Several people owned and lived in Höfði over the next 50 years, among them one of Iceland’s most revered poets and entrepreneurs, Einar Benediktsson. From 1938 to 1951 it housed the British Embassy which was moved, reportedly because the ambassador couldn’t live with The White Lady, the ghost of Höfði.
Reykjavík City then bought the house and it was restored in the 60s. Since 1968 it has served as the official reception facility for the city council.
A Ten-Day’s Notice That Shook the World
Höfði’s fame soared beyond Iceland in October 1986 when, with only 10 day’s notice, it became the site of an international political event that reshaped the world.
When US President Ronald Reagan and Soviet Premier Mikhail Gorbachev held their summit in Höfði in 1986, nothing much happened… or so we thought. However, it’s generally acknowledged that this meeting was the beginning of the end of The Cold War and the collapse of Communism in Europe.
Höfði has been and is closed to the public but I was curious to know whether it would be of interest to foreign visitors. My experience as a tourist guide has taught me that this house is much better known than we realise and it’s been rumoured that a wealthy Japanese businessman was so taken with it that he built an exact replica of Höfði in his homeland.
We managed to be let into Höfði and with us were four American guests on a short visit to Iceland.
The interior of the house is absolutely beautiful. The designers in charge of renovation and preservation have done a marvellous job.
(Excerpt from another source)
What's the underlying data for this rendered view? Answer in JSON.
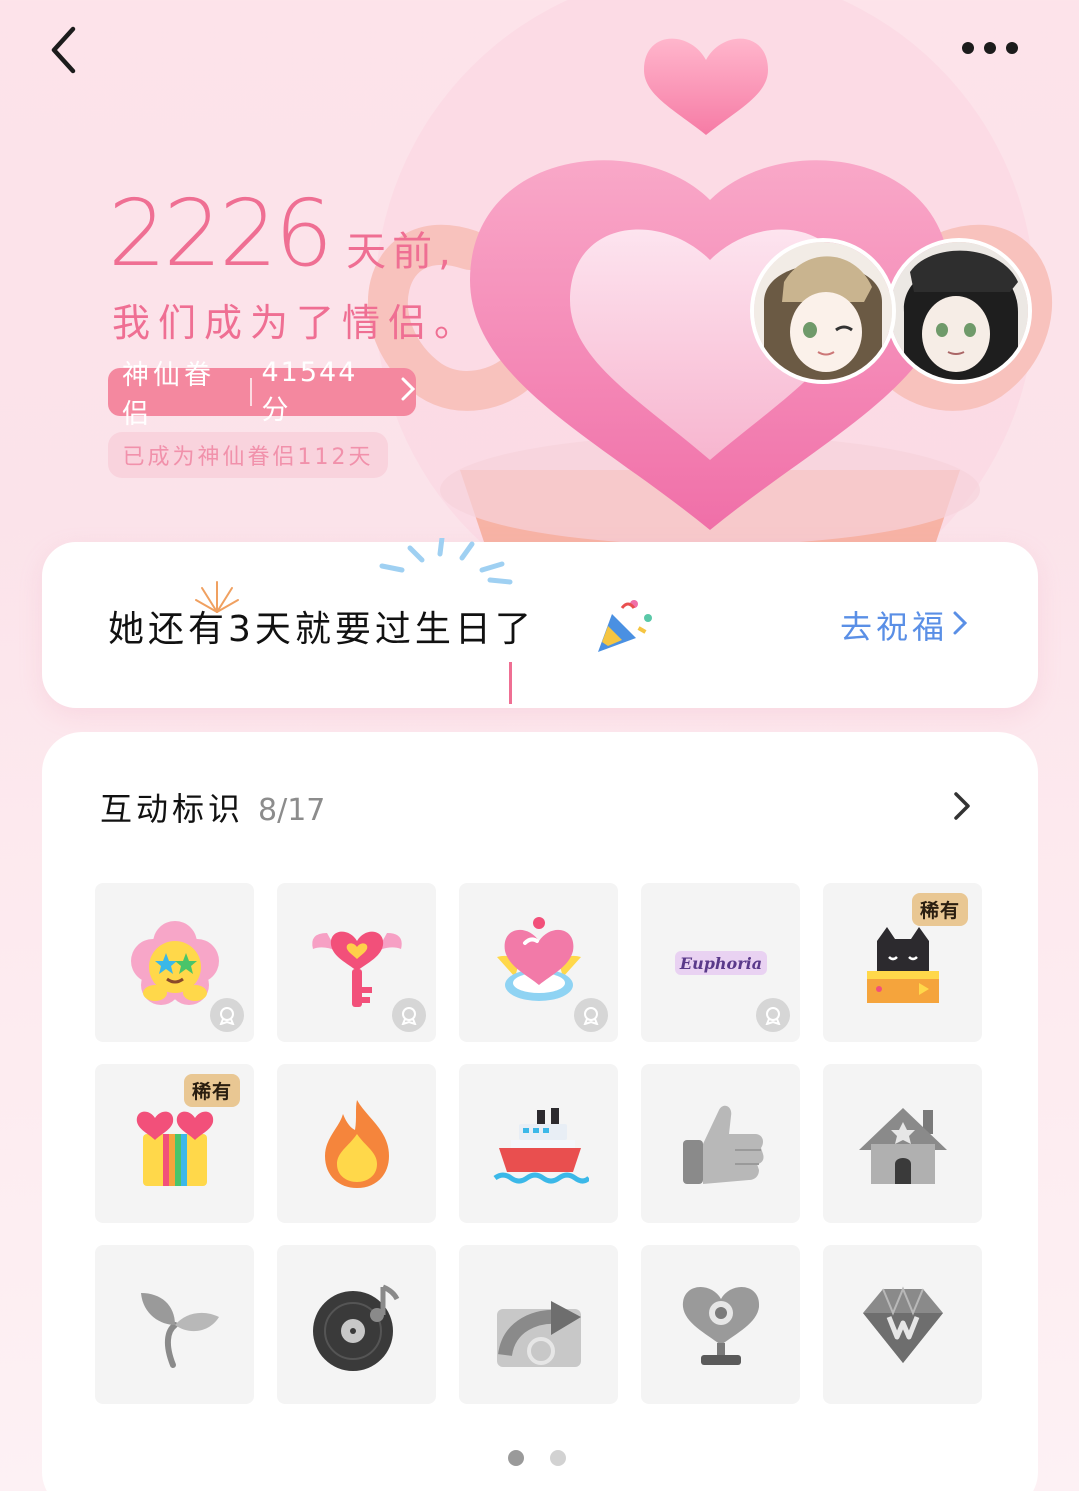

Tasteful colours, the old and new intermingling effortlessly and fantastic artwork by Icelandic artists of all generations adorn the walls and windowsills, enhancing the spirit of this old, historic house.
Having walked through the house from the basement to the top floor we all felt privileged for having been there and breathed in a rare chapter of history.
But what do the Americans think?
I asked the Mertz family from New Jersey, USA: Would Höfði House be of interest to visitors?
BARRY: Could be one of the most popular sites in Reykjavik.
FAYE: Providing everything is left intact, definitely.
SCOTT: No comment. (He might have a future in politics!)
MICHELLE: This house signifies peace and as such it’s of great interest to everyone.
Ronald Reagan has passed away now and although we could neither see his ghost, The White Lady, nor other resident phantoms on this bright summer day, we most certainly felt the peaceful spirit, the great soul and the undeniable historical significance of Höfði.
The question remains if the city will open the doors to guests or if the ghosts will continue to live peacefully in this beautiful White House in Reykjavík.
I like the idea of combining the two.